Your smartphone’s glass is about to get a whole lot stronger. Corning today unveiled the fifth generation of its Gorilla Glass, which it touts as being able to survive 1.6 meter (5.25 feet) drops as much as 80 percent of the time.
Gorilla Glass is known for its strength, and is used by a huge range of phone manufacturers — in fact, according to Corning, Gorilla Glass is or has been used by all major device manufacturers at some point, even if they don’t disclose it.
Perhaps what sets Gorilla Glass 5 apart from previous versions of the glass is that it was tested to be able to survive everyday drops — while Gorilla Glass 4 was tested for 1 meter (3.3 feet) drops, Corning found that most phones are actually dropped from a little higher than that. That’s why it wanted to develop a glass that could handle 1.6 meter drops — so that if you drop your device while walking around and texting, it’s still going to be able to survive the drop. In fact, according to Corning, two thirds of drops happen from waist height or even higher, making it important that the glass on the device is able to withstand such drops.

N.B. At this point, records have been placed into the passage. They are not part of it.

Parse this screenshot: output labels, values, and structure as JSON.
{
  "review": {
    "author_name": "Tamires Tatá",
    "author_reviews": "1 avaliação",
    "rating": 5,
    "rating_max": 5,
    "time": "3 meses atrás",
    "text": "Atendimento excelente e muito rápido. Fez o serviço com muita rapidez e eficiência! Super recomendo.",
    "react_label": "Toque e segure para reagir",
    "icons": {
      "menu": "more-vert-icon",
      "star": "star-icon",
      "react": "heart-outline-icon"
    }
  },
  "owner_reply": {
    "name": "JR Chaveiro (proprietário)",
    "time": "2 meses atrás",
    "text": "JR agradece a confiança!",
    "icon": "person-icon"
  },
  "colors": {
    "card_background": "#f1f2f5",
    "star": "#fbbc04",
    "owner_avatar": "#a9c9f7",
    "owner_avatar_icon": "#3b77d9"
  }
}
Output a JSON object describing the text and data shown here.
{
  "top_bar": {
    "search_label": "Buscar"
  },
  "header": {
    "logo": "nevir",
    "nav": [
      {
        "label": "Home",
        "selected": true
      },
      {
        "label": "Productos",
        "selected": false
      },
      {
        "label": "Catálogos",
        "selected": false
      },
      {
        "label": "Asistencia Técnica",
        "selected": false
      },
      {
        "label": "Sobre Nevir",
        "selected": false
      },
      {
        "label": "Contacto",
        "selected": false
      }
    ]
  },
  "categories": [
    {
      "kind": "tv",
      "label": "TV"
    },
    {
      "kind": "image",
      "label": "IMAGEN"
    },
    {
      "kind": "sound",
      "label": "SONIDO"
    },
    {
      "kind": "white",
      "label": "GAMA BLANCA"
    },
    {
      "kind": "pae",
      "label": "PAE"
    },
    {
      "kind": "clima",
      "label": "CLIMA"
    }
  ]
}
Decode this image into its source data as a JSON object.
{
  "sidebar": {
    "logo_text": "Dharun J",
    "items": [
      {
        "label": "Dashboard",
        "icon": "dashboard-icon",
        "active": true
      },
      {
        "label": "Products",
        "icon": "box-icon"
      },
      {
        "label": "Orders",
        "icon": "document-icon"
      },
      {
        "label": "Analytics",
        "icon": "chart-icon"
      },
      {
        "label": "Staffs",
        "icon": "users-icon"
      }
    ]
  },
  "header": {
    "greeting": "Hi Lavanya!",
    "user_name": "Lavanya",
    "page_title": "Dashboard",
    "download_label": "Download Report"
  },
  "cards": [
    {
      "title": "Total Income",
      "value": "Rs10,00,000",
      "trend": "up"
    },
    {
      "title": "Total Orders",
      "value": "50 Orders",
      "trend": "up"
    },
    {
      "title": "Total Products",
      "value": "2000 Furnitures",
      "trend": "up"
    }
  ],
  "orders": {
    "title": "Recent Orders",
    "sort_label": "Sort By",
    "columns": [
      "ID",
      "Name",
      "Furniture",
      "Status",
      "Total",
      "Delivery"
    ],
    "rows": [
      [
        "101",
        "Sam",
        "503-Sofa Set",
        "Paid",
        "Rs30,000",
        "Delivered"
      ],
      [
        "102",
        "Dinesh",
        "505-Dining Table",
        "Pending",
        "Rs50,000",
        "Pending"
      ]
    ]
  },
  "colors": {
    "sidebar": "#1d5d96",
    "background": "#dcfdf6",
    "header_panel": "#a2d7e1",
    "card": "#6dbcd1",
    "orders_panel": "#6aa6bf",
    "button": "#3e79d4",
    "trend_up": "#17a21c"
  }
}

Of course, the goal isn’t just to make glass stronger — it’s also to make it thinner. The thickness of Gorilla Glass ranges from around 0.3mm to 1mm, however Corning says it’s testing glass in the 0.1 to 0.2mm range as well, something that could eventually help make phones and wearables thinner while retaining the same strength as previous iterations of Gorilla Glass and even making it stronger.
Unfortunately, Gorilla Glass 5 isn’t available on any devices just yet, but Corning says that manufacturers will start announcing devices featuring it in the next few months and that devices with the new glass will ship before the end of the year.
- Both gamers and audiophiles will want Asus’ latest dual-mode earbuds
- The ROG Phone 6 Pro proves that Asus remains the mobile gaming king
- Why the Pixel 5 (not the Pixel 6) is my favorite Google phone in 2022
- Nvidia is trying to save itself from crypto’s collapse, but it may not be able to
- The Nothing Phone 1 thinks your smartphone should be a brash, distracting toy